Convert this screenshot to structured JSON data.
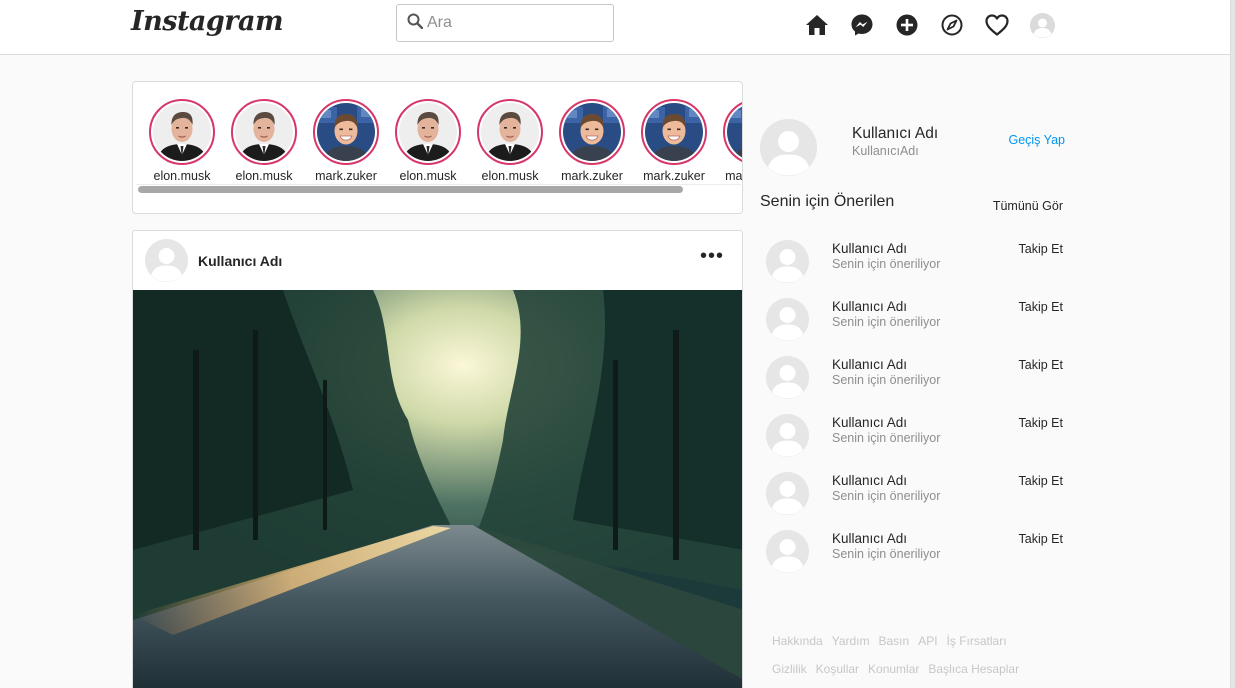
{
  "nav": {
    "logo": "Instagram",
    "search_placeholder": "Ara",
    "icons": [
      "home-icon",
      "messenger-icon",
      "new-post-icon",
      "explore-icon",
      "activity-heart-icon",
      "profile-avatar"
    ]
  },
  "stories": [
    {
      "name": "elon.musk",
      "person": "elon"
    },
    {
      "name": "elon.musk",
      "person": "elon"
    },
    {
      "name": "mark.zuker",
      "person": "mark"
    },
    {
      "name": "elon.musk",
      "person": "elon"
    },
    {
      "name": "elon.musk",
      "person": "elon"
    },
    {
      "name": "mark.zuker",
      "person": "mark"
    },
    {
      "name": "mark.zuker",
      "person": "mark"
    },
    {
      "name": "mark.zuker",
      "person": "mark"
    }
  ],
  "post": {
    "username": "Kullanıcı Adı",
    "more": "•••"
  },
  "sidebar": {
    "me": {
      "name": "Kullanıcı Adı",
      "handle": "KullanıcıAdı",
      "switch_label": "Geçiş Yap"
    },
    "suggest_title": "Senin için Önerilen",
    "see_all": "Tümünü Gör",
    "suggestions": [
      {
        "name": "Kullanıcı Adı",
        "sub": "Senin için öneriliyor",
        "action": "Takip Et"
      },
      {
        "name": "Kullanıcı Adı",
        "sub": "Senin için öneriliyor",
        "action": "Takip Et"
      },
      {
        "name": "Kullanıcı Adı",
        "sub": "Senin için öneriliyor",
        "action": "Takip Et"
      },
      {
        "name": "Kullanıcı Adı",
        "sub": "Senin için öneriliyor",
        "action": "Takip Et"
      },
      {
        "name": "Kullanıcı Adı",
        "sub": "Senin için öneriliyor",
        "action": "Takip Et"
      },
      {
        "name": "Kullanıcı Adı",
        "sub": "Senin için öneriliyor",
        "action": "Takip Et"
      }
    ],
    "footer": [
      [
        "Hakkında",
        "Yardım",
        "Basın",
        "API",
        "İş Fırsatları"
      ],
      [
        "Gizlilik",
        "Koşullar",
        "Konumlar",
        "Başlıca Hesaplar"
      ]
    ]
  },
  "colors": {
    "link_blue": "#0095f6",
    "story_ring": "#d6386a",
    "muted_text": "#8e8e8e",
    "border": "#dbdbdb"
  }
}
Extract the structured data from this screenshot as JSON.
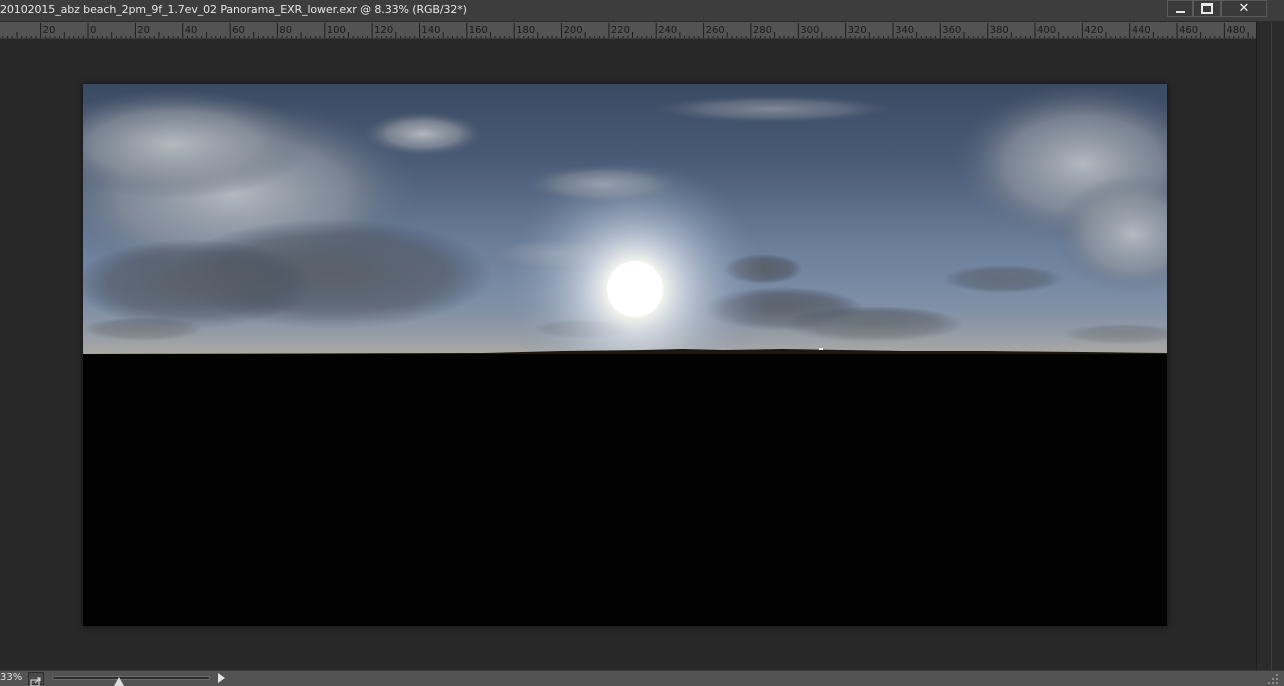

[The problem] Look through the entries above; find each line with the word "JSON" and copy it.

[Task solution]
Convert this screenshot to structured JSON data.
Extract the structured data from this screenshot as JSON.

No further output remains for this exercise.